### [INFORMATION]
---

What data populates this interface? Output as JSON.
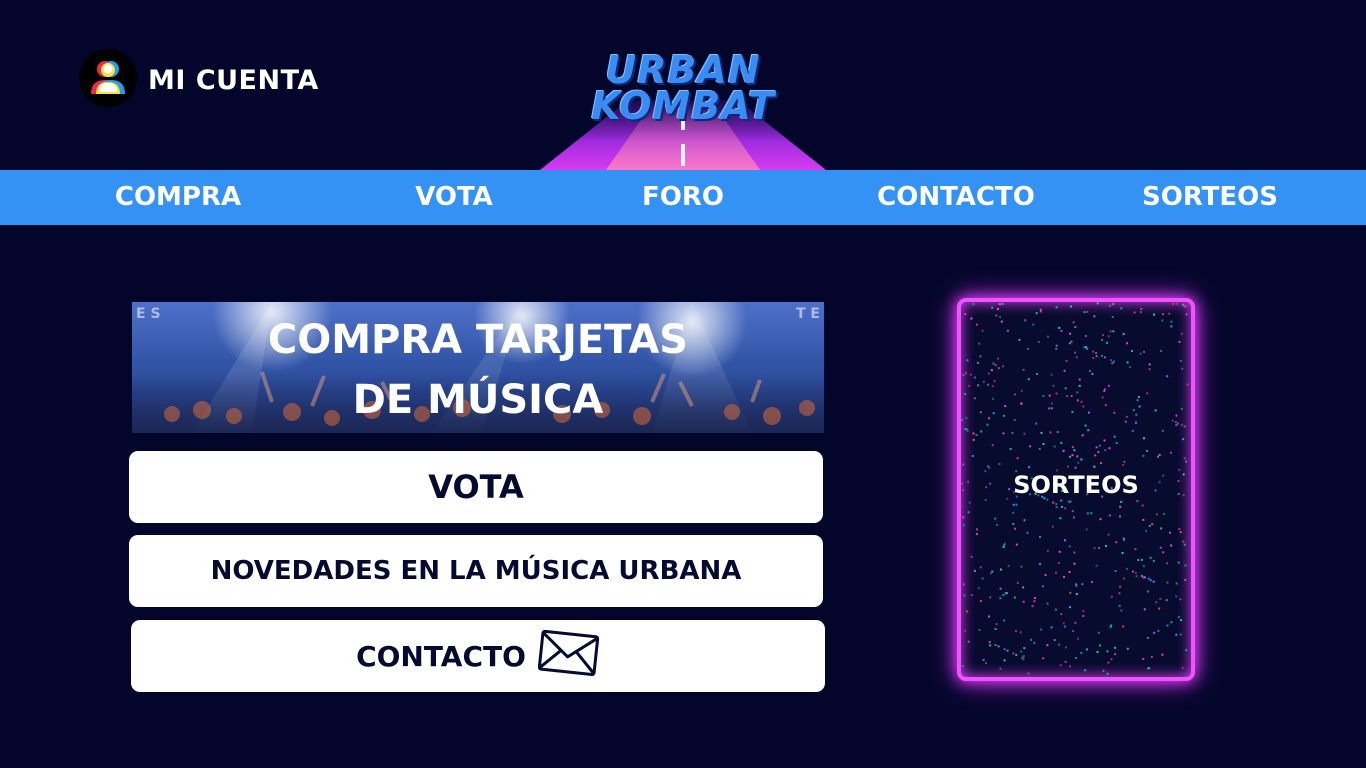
{
  "account": {
    "label": "MI CUENTA",
    "icon": "user-icon"
  },
  "logo": {
    "line1": "URBAN",
    "line2": "KOMBAT"
  },
  "nav": {
    "items": [
      {
        "label": "COMPRA"
      },
      {
        "label": "VOTA"
      },
      {
        "label": "FORO"
      },
      {
        "label": "CONTACTO"
      },
      {
        "label": "SORTEOS"
      }
    ]
  },
  "main": {
    "banner": {
      "line1": "COMPRA TARJETAS",
      "line2": "DE MÚSICA"
    },
    "vote_button": "VOTA",
    "news_button": "NOVEDADES EN LA MÚSICA URBANA",
    "contact_button": "CONTACTO",
    "contact_icon": "envelope-icon"
  },
  "sorteos_card": {
    "label": "SORTEOS"
  },
  "colors": {
    "background": "#03062a",
    "nav": "#3592f5",
    "neon": "#f052ff",
    "button_text": "#050a30"
  }
}
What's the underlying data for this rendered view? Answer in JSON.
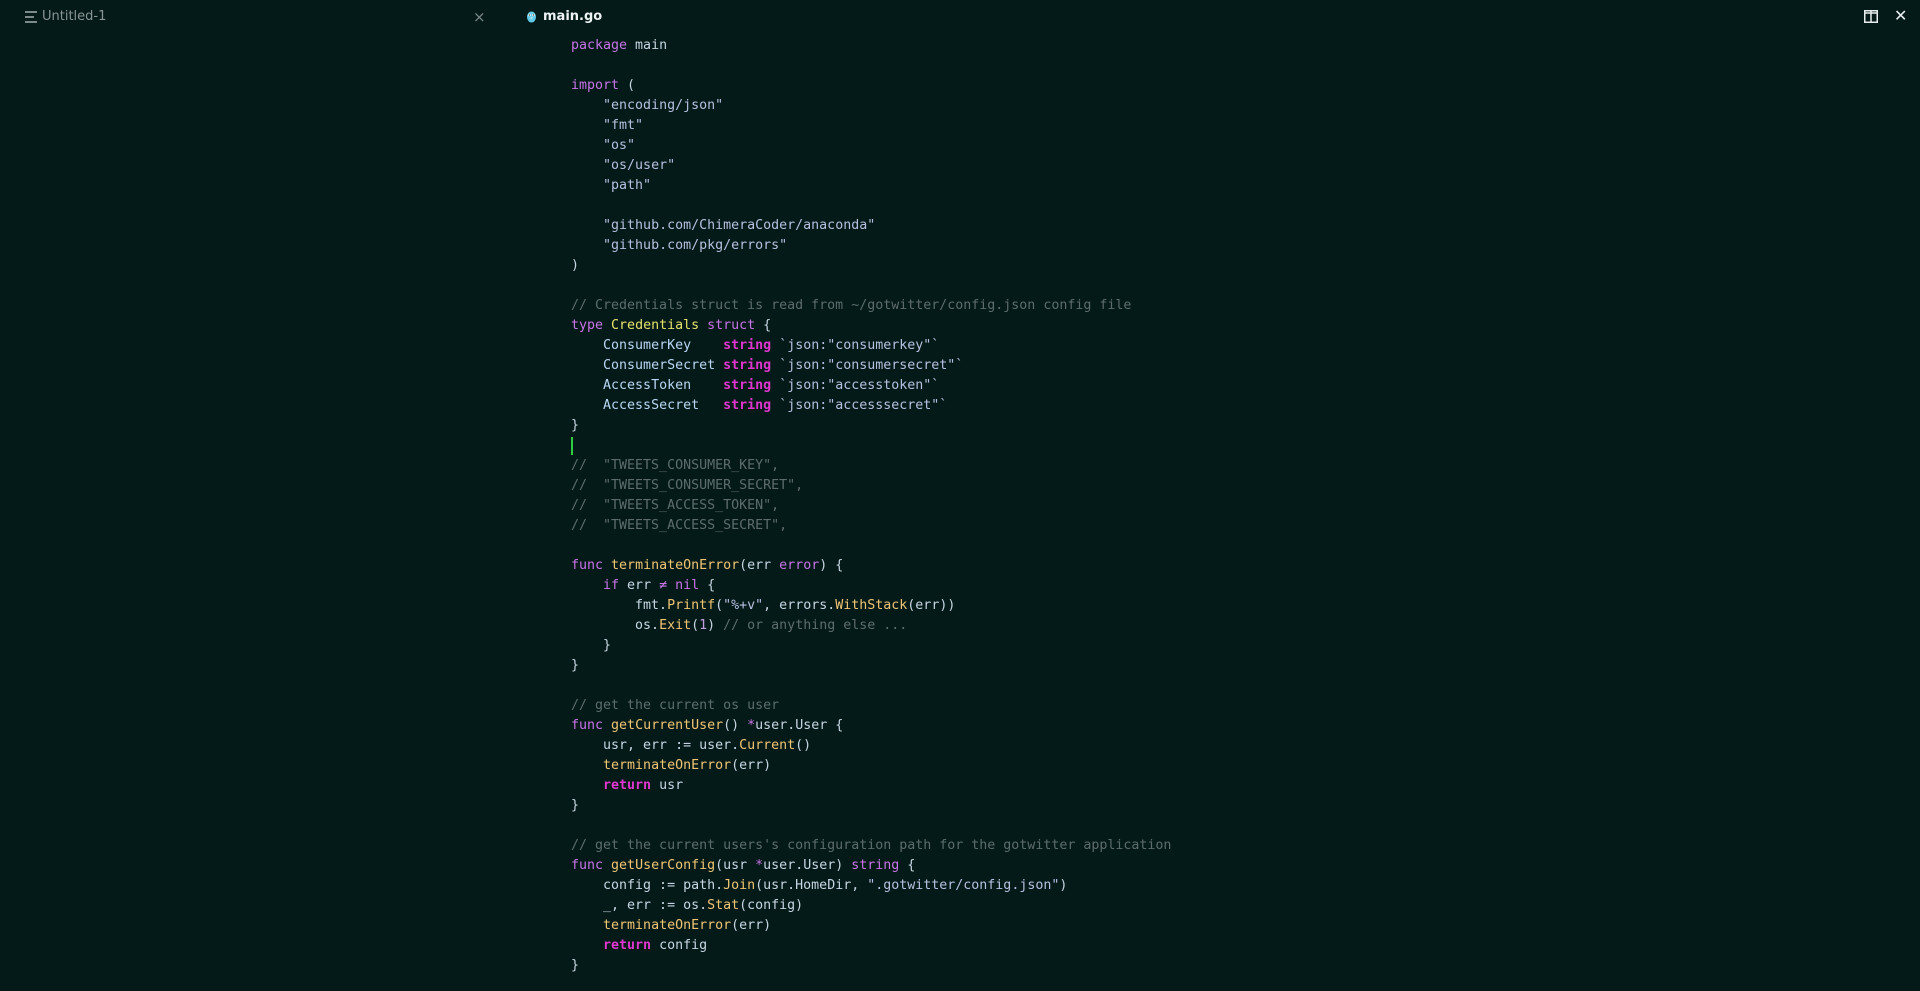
{
  "left_tab": {
    "title": "Untitled-1",
    "close": "×"
  },
  "right_tab": {
    "title": "main.go",
    "close": "✕"
  },
  "code_lines": [
    [
      [
        "kw",
        "package"
      ],
      [
        "id",
        " main"
      ]
    ],
    [],
    [
      [
        "kw",
        "import"
      ],
      [
        "id",
        " ("
      ]
    ],
    [
      [
        "id",
        "    "
      ],
      [
        "str",
        "\"encoding/json\""
      ]
    ],
    [
      [
        "id",
        "    "
      ],
      [
        "str",
        "\"fmt\""
      ]
    ],
    [
      [
        "id",
        "    "
      ],
      [
        "str",
        "\"os\""
      ]
    ],
    [
      [
        "id",
        "    "
      ],
      [
        "str",
        "\"os/user\""
      ]
    ],
    [
      [
        "id",
        "    "
      ],
      [
        "str",
        "\"path\""
      ]
    ],
    [],
    [
      [
        "id",
        "    "
      ],
      [
        "str",
        "\"github.com/ChimeraCoder/anaconda\""
      ]
    ],
    [
      [
        "id",
        "    "
      ],
      [
        "str",
        "\"github.com/pkg/errors\""
      ]
    ],
    [
      [
        "id",
        ")"
      ]
    ],
    [],
    [
      [
        "com",
        "// Credentials struct is read from ~/gotwitter/config.json config file"
      ]
    ],
    [
      [
        "kw",
        "type"
      ],
      [
        "id",
        " "
      ],
      [
        "type",
        "Credentials"
      ],
      [
        "id",
        " "
      ],
      [
        "kw",
        "struct"
      ],
      [
        "id",
        " {"
      ]
    ],
    [
      [
        "id",
        "    "
      ],
      [
        "field",
        "ConsumerKey"
      ],
      [
        "id",
        "    "
      ],
      [
        "kw2",
        "string"
      ],
      [
        "id",
        " "
      ],
      [
        "str",
        "`json:\"consumerkey\"`"
      ]
    ],
    [
      [
        "id",
        "    "
      ],
      [
        "field",
        "ConsumerSecret"
      ],
      [
        "id",
        " "
      ],
      [
        "kw2",
        "string"
      ],
      [
        "id",
        " "
      ],
      [
        "str",
        "`json:\"consumersecret\"`"
      ]
    ],
    [
      [
        "id",
        "    "
      ],
      [
        "field",
        "AccessToken"
      ],
      [
        "id",
        "    "
      ],
      [
        "kw2",
        "string"
      ],
      [
        "id",
        " "
      ],
      [
        "str",
        "`json:\"accesstoken\"`"
      ]
    ],
    [
      [
        "id",
        "    "
      ],
      [
        "field",
        "AccessSecret"
      ],
      [
        "id",
        "   "
      ],
      [
        "kw2",
        "string"
      ],
      [
        "id",
        " "
      ],
      [
        "str",
        "`json:\"accesssecret\"`"
      ]
    ],
    [
      [
        "id",
        "}"
      ]
    ],
    [],
    [
      [
        "com",
        "//  \"TWEETS_CONSUMER_KEY\","
      ]
    ],
    [
      [
        "com",
        "//  \"TWEETS_CONSUMER_SECRET\","
      ]
    ],
    [
      [
        "com",
        "//  \"TWEETS_ACCESS_TOKEN\","
      ]
    ],
    [
      [
        "com",
        "//  \"TWEETS_ACCESS_SECRET\","
      ]
    ],
    [],
    [
      [
        "kw",
        "func"
      ],
      [
        "id",
        " "
      ],
      [
        "fn",
        "terminateOnError"
      ],
      [
        "id",
        "(err "
      ],
      [
        "kw",
        "error"
      ],
      [
        "id",
        ") {"
      ]
    ],
    [
      [
        "id",
        "    "
      ],
      [
        "kw",
        "if"
      ],
      [
        "id",
        " err "
      ],
      [
        "op",
        "≠"
      ],
      [
        "id",
        " "
      ],
      [
        "kw",
        "nil"
      ],
      [
        "id",
        " {"
      ]
    ],
    [
      [
        "id",
        "        fmt."
      ],
      [
        "fn",
        "Printf"
      ],
      [
        "id",
        "("
      ],
      [
        "str",
        "\"%+v\""
      ],
      [
        "id",
        ", errors."
      ],
      [
        "fn",
        "WithStack"
      ],
      [
        "id",
        "(err))"
      ]
    ],
    [
      [
        "id",
        "        os."
      ],
      [
        "fn",
        "Exit"
      ],
      [
        "id",
        "("
      ],
      [
        "num",
        "1"
      ],
      [
        "id",
        ") "
      ],
      [
        "com",
        "// or anything else ..."
      ]
    ],
    [
      [
        "id",
        "    }"
      ]
    ],
    [
      [
        "id",
        "}"
      ]
    ],
    [],
    [
      [
        "com",
        "// get the current os user"
      ]
    ],
    [
      [
        "kw",
        "func"
      ],
      [
        "id",
        " "
      ],
      [
        "fn",
        "getCurrentUser"
      ],
      [
        "id",
        "() "
      ],
      [
        "op",
        "*"
      ],
      [
        "id",
        "user.User {"
      ]
    ],
    [
      [
        "id",
        "    usr, err := user."
      ],
      [
        "fn",
        "Current"
      ],
      [
        "id",
        "()"
      ]
    ],
    [
      [
        "id",
        "    "
      ],
      [
        "fn",
        "terminateOnError"
      ],
      [
        "id",
        "(err)"
      ]
    ],
    [
      [
        "id",
        "    "
      ],
      [
        "kw2",
        "return"
      ],
      [
        "id",
        " usr"
      ]
    ],
    [
      [
        "id",
        "}"
      ]
    ],
    [],
    [
      [
        "com",
        "// get the current users's configuration path for the gotwitter application"
      ]
    ],
    [
      [
        "kw",
        "func"
      ],
      [
        "id",
        " "
      ],
      [
        "fn",
        "getUserConfig"
      ],
      [
        "id",
        "(usr "
      ],
      [
        "op",
        "*"
      ],
      [
        "id",
        "user.User) "
      ],
      [
        "kw",
        "string"
      ],
      [
        "id",
        " {"
      ]
    ],
    [
      [
        "id",
        "    config := path."
      ],
      [
        "fn",
        "Join"
      ],
      [
        "id",
        "(usr.HomeDir, "
      ],
      [
        "str",
        "\".gotwitter/config.json\""
      ],
      [
        "id",
        ")"
      ]
    ],
    [
      [
        "id",
        "    _, err := os."
      ],
      [
        "fn",
        "Stat"
      ],
      [
        "id",
        "(config)"
      ]
    ],
    [
      [
        "id",
        "    "
      ],
      [
        "fn",
        "terminateOnError"
      ],
      [
        "id",
        "(err)"
      ]
    ],
    [
      [
        "id",
        "    "
      ],
      [
        "kw2",
        "return"
      ],
      [
        "id",
        " config"
      ]
    ],
    [
      [
        "id",
        "}"
      ]
    ]
  ],
  "cursor_line": 20,
  "icons": {
    "left_tab": "file-lines-icon",
    "right_tab": "go-gopher-icon",
    "split": "split-editor-icon"
  },
  "colors": {
    "background": "#041a18",
    "cursor": "#2ecc40"
  }
}
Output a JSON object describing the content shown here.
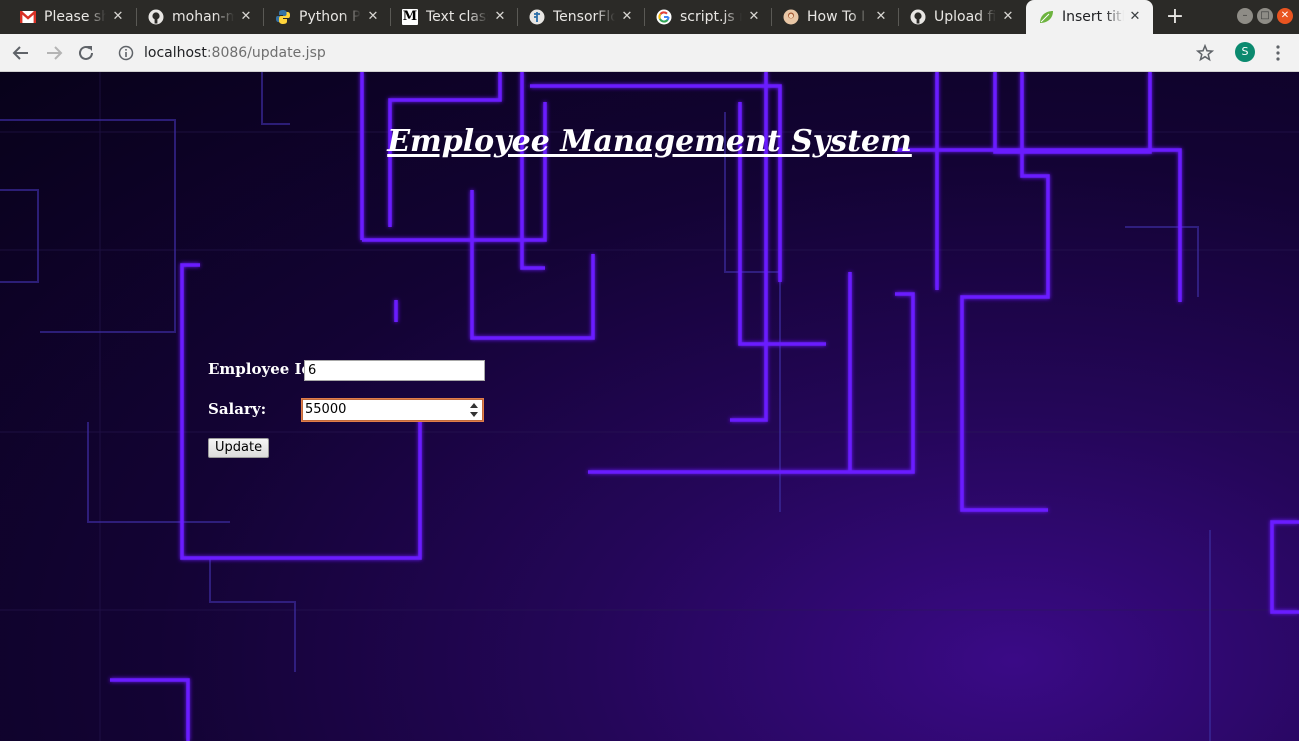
{
  "browser": {
    "tabs": [
      {
        "title": "Please sh",
        "icon": "gmail-icon",
        "active": false
      },
      {
        "title": "mohan-m",
        "icon": "github-icon",
        "active": false
      },
      {
        "title": "Python P",
        "icon": "python-icon",
        "active": false
      },
      {
        "title": "Text class",
        "icon": "medium-icon",
        "active": false
      },
      {
        "title": "TensorFlo",
        "icon": "tensorflow-icon",
        "active": false
      },
      {
        "title": "script.js r",
        "icon": "google-icon",
        "active": false
      },
      {
        "title": "How To I",
        "icon": "avatar-icon",
        "active": false
      },
      {
        "title": "Upload fi",
        "icon": "github-icon",
        "active": false
      },
      {
        "title": "Insert titl",
        "icon": "leaf-icon",
        "active": true
      }
    ],
    "close_glyph": "✕",
    "new_tab_glyph": "+",
    "url": {
      "host": "localhost",
      "rest": ":8086/update.jsp"
    },
    "profile_initial": "S"
  },
  "page": {
    "title": "Employee Management System",
    "form": {
      "employee_id_label": "Employee Id:",
      "employee_id_value": "6",
      "salary_label": "Salary:",
      "salary_value": "55000",
      "submit_label": "Update"
    }
  },
  "colors": {
    "background_dark": "#08021a",
    "neon_line": "#6a1cff",
    "active_tab": "#f2f2f2",
    "tabstrip": "#2b2a27"
  }
}
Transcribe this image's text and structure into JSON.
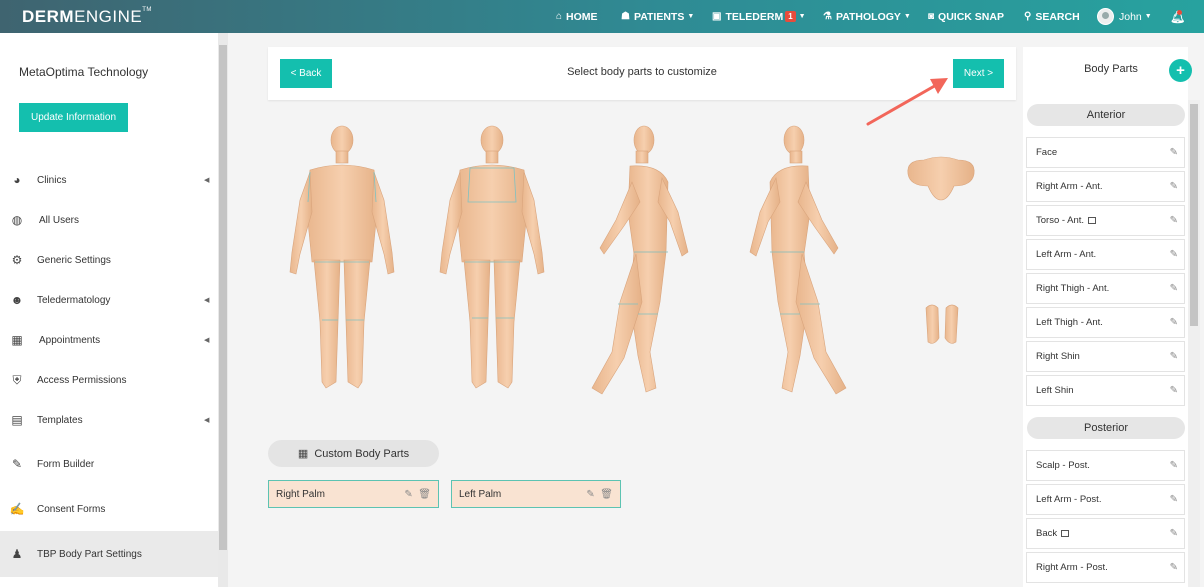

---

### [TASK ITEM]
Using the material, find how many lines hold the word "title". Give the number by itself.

### [RESPONSE FOR THIS EXERCISE]
12